In UN LLOC the sinetones are considered as memory vehicles, which is different from the way in which they are generally used by other composers, who usually programme the sine waves to interfere with or expand the instrument's timbre and to provide a rhythmic character creating a beating effect. The sinetones in UN LLOC ENTRE DOS RECORDS are programmed based on the tuning of the guitar. The frequency of the oscillators is modulated by adding a sine function with a small amplitude and a long period.
When Feldman conceived Triadic Memories, beside a specific way of treating certain
intervals, he’s also thinking of and remembering the way that David Tudor, Roger
Woodward and Aki Takahashi played the piano, pouring their presence into the music.
He says: “Triadic Memories has a double meaning for me. Not only does it have a lot
to do with the way the piece was made…..it has to do with memories and recent memories
of three very important performers in my life at the piano”. So, memory is of great
importance for this music. Then in your reformulation of the piece, you talk about
the sinetones being memory vehicles. In what way? Are they memories of something,

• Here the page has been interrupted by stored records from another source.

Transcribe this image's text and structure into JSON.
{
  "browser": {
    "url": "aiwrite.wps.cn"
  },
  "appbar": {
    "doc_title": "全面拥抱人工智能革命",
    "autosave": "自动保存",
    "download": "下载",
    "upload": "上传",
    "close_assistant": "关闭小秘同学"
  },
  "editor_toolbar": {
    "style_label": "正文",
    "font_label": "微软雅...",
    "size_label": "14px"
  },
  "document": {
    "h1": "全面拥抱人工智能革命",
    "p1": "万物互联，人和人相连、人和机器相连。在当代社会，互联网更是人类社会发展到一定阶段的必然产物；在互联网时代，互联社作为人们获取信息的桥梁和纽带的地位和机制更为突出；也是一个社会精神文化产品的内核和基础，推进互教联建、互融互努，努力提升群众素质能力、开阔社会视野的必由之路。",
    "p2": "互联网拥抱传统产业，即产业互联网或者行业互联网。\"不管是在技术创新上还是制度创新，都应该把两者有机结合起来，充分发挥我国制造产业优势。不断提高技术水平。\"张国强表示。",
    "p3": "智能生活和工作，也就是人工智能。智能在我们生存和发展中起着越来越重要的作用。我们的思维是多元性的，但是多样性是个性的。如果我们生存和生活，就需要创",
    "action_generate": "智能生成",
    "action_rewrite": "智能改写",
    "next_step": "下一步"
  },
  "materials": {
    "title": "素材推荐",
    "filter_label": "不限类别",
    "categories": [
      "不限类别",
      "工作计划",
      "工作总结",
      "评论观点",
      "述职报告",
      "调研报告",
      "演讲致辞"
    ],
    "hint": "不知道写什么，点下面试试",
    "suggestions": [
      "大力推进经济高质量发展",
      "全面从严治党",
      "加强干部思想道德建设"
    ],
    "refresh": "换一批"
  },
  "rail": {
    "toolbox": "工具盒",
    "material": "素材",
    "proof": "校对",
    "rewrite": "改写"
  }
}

I can give two different responses to that. Firstly I think about the sine tones as memory vehicles for a musical sequence that has appeared before in the piece, acting like a shadow, a resonance, a permanence.
Secondly, if I have to think of them as a memory of someone, I could say that maybe it's an opposite memory. I tried to use a different sinetone strategy than that used by two key reference composers, Alvin Lucier and Chiyoko Szlavnics. I was trying to find a new meaning by using tones without any timbral shadow and without affecting the timbral properties of the instrument. So, the sinetones are dependent on a previously existing music; they don't have a proper meaning in themselves, but their presence nonetheless has an important place and role in the piece.
When you compose, in terms of concepts such as reformulation, for example, do you proceed in the same way as you did with this trilogy of guitar pieces?
Yes, when I compose I always work with specific procedures. With the guitar, I’m always experimenting with different types of tunings in order to explore a timbral approach which allows me to focus on the acoustic phenomena in which I'm most interested at the time, such as resonance or beating effects.
Approaching composition through timbral phenomena can be a very dynamic process as your hearing changes, through practice and time, in terms of what you end up focusing on, and what your perception ends up capturing. I guess you develop a certain sensibility towards sound and its deployment. Do you think your hearing has changed over time, and if so, how?
That’s a very difficult question to answer. I'm not sure if my hearing has changed overall, or if perhaps my hearing has just become more restrained. One thing that certainly has changed is my interest in the approach to sound production itself, and how a sound exists in a space. This is a slow process. I have spent - and will continue to spend - many hours playing a single note, or cluster of notes, on my guitar, and I hope that I will continue to discover new details that I wasn't aware of before.